__Problem details__: Only lines with the string "Aenean" are wanted. Pull them out of the data.

== Segment start ==

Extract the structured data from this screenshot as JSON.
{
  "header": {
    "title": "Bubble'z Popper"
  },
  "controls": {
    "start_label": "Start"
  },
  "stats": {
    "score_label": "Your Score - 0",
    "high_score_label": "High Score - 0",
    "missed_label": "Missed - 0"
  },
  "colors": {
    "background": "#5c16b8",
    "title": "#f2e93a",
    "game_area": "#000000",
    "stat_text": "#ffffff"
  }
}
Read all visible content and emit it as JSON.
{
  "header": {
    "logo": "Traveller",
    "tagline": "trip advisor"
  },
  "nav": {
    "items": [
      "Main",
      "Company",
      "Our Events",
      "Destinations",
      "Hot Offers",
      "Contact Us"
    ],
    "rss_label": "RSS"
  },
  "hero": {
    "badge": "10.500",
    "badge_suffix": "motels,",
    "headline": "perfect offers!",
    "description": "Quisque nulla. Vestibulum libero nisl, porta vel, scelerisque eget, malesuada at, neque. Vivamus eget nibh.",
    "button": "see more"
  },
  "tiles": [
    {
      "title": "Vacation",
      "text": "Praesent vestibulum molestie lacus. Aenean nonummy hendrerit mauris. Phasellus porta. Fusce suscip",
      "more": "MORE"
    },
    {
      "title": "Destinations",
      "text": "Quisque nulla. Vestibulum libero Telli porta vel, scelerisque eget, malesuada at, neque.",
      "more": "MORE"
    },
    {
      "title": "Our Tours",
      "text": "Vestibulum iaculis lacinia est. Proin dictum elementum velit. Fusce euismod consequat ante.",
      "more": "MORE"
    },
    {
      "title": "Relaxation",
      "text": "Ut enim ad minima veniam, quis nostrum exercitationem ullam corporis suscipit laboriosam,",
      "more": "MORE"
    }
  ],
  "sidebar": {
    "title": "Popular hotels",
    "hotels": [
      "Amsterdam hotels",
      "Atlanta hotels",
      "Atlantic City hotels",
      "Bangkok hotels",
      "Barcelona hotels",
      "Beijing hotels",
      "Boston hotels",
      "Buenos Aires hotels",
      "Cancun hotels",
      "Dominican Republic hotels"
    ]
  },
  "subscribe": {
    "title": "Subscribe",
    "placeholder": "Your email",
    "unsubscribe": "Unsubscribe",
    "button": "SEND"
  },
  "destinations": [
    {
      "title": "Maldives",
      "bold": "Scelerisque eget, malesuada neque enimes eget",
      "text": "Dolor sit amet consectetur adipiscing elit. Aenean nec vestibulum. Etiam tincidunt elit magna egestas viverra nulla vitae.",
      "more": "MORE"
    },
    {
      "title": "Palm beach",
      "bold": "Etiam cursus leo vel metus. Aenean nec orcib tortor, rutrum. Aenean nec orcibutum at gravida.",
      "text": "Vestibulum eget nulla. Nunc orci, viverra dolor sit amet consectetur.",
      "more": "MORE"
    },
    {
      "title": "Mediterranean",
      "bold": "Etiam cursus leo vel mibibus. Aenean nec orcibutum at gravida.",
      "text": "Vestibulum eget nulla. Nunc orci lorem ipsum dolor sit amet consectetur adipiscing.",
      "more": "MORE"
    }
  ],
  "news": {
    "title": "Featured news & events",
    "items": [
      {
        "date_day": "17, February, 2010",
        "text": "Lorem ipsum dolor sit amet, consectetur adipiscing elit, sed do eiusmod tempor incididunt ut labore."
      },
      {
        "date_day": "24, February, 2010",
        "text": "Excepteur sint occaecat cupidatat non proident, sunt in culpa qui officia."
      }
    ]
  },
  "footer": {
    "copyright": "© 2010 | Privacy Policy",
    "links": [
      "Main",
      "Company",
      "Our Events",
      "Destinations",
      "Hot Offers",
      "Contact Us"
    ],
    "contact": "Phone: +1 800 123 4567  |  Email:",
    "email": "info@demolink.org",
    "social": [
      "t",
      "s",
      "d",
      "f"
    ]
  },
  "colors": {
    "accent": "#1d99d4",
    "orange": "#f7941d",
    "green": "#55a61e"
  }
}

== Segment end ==

__Reply__:
      "text": "Praesent vestibulum molestie lacus. Aenean nonummy hendrerit mauris. Phasellus porta. Fusce suscip",
      "text": "Dolor sit amet consectetur adipiscing elit. Aenean nec vestibulum. Etiam tincidunt elit magna egestas viverra nulla vitae.",
      "bold": "Etiam cursus leo vel metus. Aenean nec orcib tortor, rutrum. Aenean nec orcibutum at gravida.",
      "bold": "Etiam cursus leo vel mibibus. Aenean nec orcibutum at gravida.",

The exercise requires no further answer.